American consumers in March decided to slow their rate of borrowing on their credit cards. This caught economists by surprise.
In February, they borrowed $18.6 billion. That looked as though the recovery was taking hold. But in March, they hit the brakes: $7.97 billion.
“Estimates of the 31 economists surveyed by Bloomberg ranged from gains of $11 billion to $20 billion.” They did not see this coming.
Revolving credit actually fell.
Why? One explanation is higher Social Security taxes. Another is limited income growth. But both of these had been known by economists, who missed the call.
Personal spending was up by 0.2%. In February, it was up by 0.7%. This was a major slowdown.
What about incomes? They decreased by 0.2%. They had been up by 1.1% in February.
Americans sense that it’s time to cut back on spending. They do not do this when they see times as good. They do this when they are getting scared.

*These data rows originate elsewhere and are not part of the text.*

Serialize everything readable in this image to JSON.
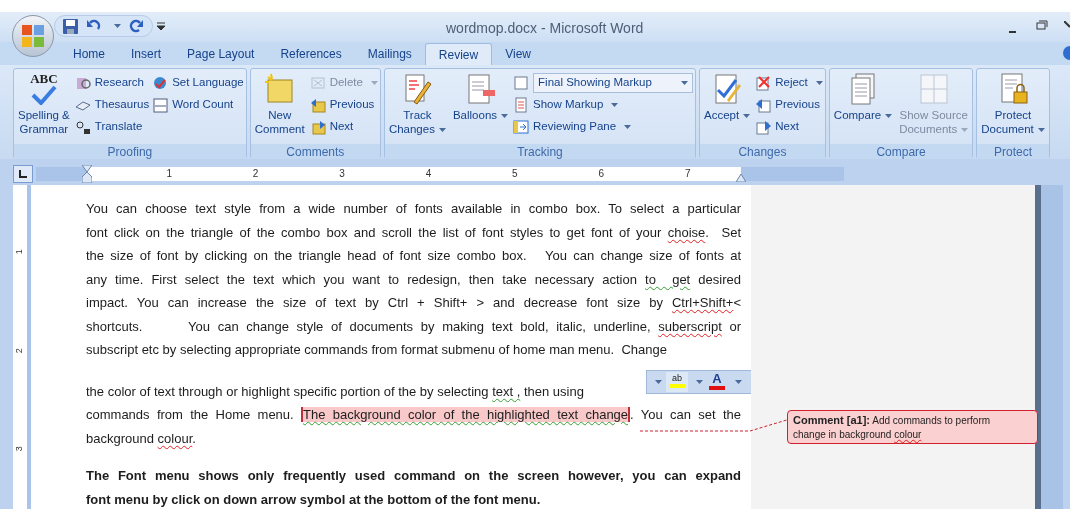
{
  "window": {
    "title": "wordmop.docx - Microsoft Word"
  },
  "tabs": [
    {
      "label": "Home",
      "selected": false
    },
    {
      "label": "Insert",
      "selected": false
    },
    {
      "label": "Page Layout",
      "selected": false
    },
    {
      "label": "References",
      "selected": false
    },
    {
      "label": "Mailings",
      "selected": false
    },
    {
      "label": "Review",
      "selected": true
    },
    {
      "label": "View",
      "selected": false
    }
  ],
  "ribbon": [
    {
      "label": "Proofing",
      "columns": [
        [
          {
            "kind": "large",
            "label": "Spelling &\nGrammar",
            "glyph": "ABC",
            "dropdown": false,
            "disabled": false
          }
        ],
        [
          {
            "kind": "small",
            "label": "Research",
            "dropdown": false,
            "disabled": false
          },
          {
            "kind": "small",
            "label": "Thesaurus",
            "dropdown": false,
            "disabled": false
          },
          {
            "kind": "small",
            "label": "Translate",
            "dropdown": false,
            "disabled": false
          }
        ],
        [
          {
            "kind": "small",
            "label": "Set Language",
            "dropdown": false,
            "disabled": false
          },
          {
            "kind": "small",
            "label": "Word Count",
            "dropdown": false,
            "disabled": false
          }
        ]
      ]
    },
    {
      "label": "Comments",
      "columns": [
        [
          {
            "kind": "large",
            "label": "New\nComment",
            "dropdown": false,
            "disabled": false
          }
        ],
        [
          {
            "kind": "small",
            "label": "Delete",
            "dropdown": true,
            "disabled": true
          },
          {
            "kind": "small",
            "label": "Previous",
            "dropdown": false,
            "disabled": false
          },
          {
            "kind": "small",
            "label": "Next",
            "dropdown": false,
            "disabled": false
          }
        ]
      ]
    },
    {
      "label": "Tracking",
      "columns": [
        [
          {
            "kind": "large",
            "label": "Track\nChanges",
            "dropdown": true,
            "disabled": false
          }
        ],
        [
          {
            "kind": "large",
            "label": "Balloons",
            "dropdown": true,
            "disabled": false
          }
        ],
        [
          {
            "kind": "combo",
            "label": "Final Showing Markup",
            "dropdown": true,
            "disabled": false
          },
          {
            "kind": "small",
            "label": "Show Markup",
            "dropdown": true,
            "disabled": false
          },
          {
            "kind": "small",
            "label": "Reviewing Pane",
            "dropdown": true,
            "disabled": false
          }
        ]
      ]
    },
    {
      "label": "Changes",
      "columns": [
        [
          {
            "kind": "large",
            "label": "Accept",
            "dropdown": true,
            "disabled": false
          }
        ],
        [
          {
            "kind": "small",
            "label": "Reject",
            "dropdown": true,
            "disabled": false
          },
          {
            "kind": "small",
            "label": "Previous",
            "dropdown": false,
            "disabled": false
          },
          {
            "kind": "small",
            "label": "Next",
            "dropdown": false,
            "disabled": false
          }
        ]
      ]
    },
    {
      "label": "Compare",
      "columns": [
        [
          {
            "kind": "large",
            "label": "Compare",
            "dropdown": true,
            "disabled": false
          }
        ],
        [
          {
            "kind": "large",
            "label": "Show Source\nDocuments",
            "dropdown": true,
            "disabled": true
          }
        ]
      ]
    },
    {
      "label": "Protect",
      "columns": [
        [
          {
            "kind": "large",
            "label": "Protect\nDocument",
            "dropdown": true,
            "disabled": false
          }
        ]
      ]
    }
  ],
  "ruler": {
    "numbers": [
      "1",
      "2",
      "3",
      "4",
      "5",
      "6",
      "7"
    ],
    "vertical_numbers": [
      "1",
      "2",
      "3"
    ]
  },
  "document": {
    "paragraphs": [
      {
        "bold": false,
        "lines": [
          [
            {
              "text": "You can choose text style from a wide number of fonts available in combo box. To select a particular",
              "kind": "plain"
            }
          ],
          [
            {
              "text": "font click on the triangle of the combo box and scroll the list of font styles to get font of your ",
              "kind": "plain"
            },
            {
              "text": "choise",
              "kind": "spelling"
            },
            {
              "text": ".  Set",
              "kind": "plain"
            }
          ],
          [
            {
              "text": "the size of font by clicking on the triangle head of font size combo box.   You can change size of fonts at",
              "kind": "plain"
            }
          ],
          [
            {
              "text": "any time. First select the text which you want to redesign, then take necessary action ",
              "kind": "plain"
            },
            {
              "text": "to  get",
              "kind": "grammar"
            },
            {
              "text": " desired",
              "kind": "plain"
            }
          ],
          [
            {
              "text": "impact. You can increase the size of text by Ctrl + Shift+ > and decrease font size by ",
              "kind": "plain"
            },
            {
              "text": "Ctrl+Shift+",
              "kind": "spelling"
            },
            {
              "text": "<",
              "kind": "plain"
            }
          ],
          [
            {
              "text": "shortcuts.      You can change style of documents by making text bold, italic, underline, ",
              "kind": "plain"
            },
            {
              "text": "suberscript",
              "kind": "spelling"
            },
            {
              "text": " or",
              "kind": "plain"
            }
          ],
          [
            {
              "text": "subscript etc by selecting appropriate commands from format submenu of home man menu.  Change",
              "kind": "plain"
            }
          ]
        ]
      },
      {
        "bold": false,
        "lines": [
          [
            {
              "text": "the color of text through or highlight specific portion of the by selecting ",
              "kind": "plain"
            },
            {
              "text": "text ,",
              "kind": "grammar"
            },
            {
              "text": " then using",
              "kind": "plain"
            }
          ],
          [
            {
              "text": "commands from the Home menu. ",
              "kind": "plain"
            },
            {
              "text": "The background color of the highlighted text change",
              "kind": "comment"
            },
            {
              "text": ". You can set the",
              "kind": "plain"
            }
          ],
          [
            {
              "text": "background ",
              "kind": "plain"
            },
            {
              "text": "colour",
              "kind": "spelling"
            },
            {
              "text": ".",
              "kind": "plain"
            }
          ]
        ]
      },
      {
        "bold": true,
        "lines": [
          [
            {
              "text": "The Font menu shows only frequently used command on the screen however, you can expand",
              "kind": "plain"
            }
          ],
          [
            {
              "text": "font menu by click on down arrow symbol at the bottom of the font menu.",
              "kind": "plain"
            }
          ]
        ]
      }
    ]
  },
  "mini_toolbar": {
    "highlight_glyph": "ab",
    "font_color_glyph": "A"
  },
  "comment": {
    "heading": "Comment [a1]:",
    "text": "Add commands to perform",
    "text_2": "change in background ",
    "flagged": "colour"
  }
}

One month’s figures are not a trend, but they can announce a trend. This is not yet austerity, but it’s pointing that way.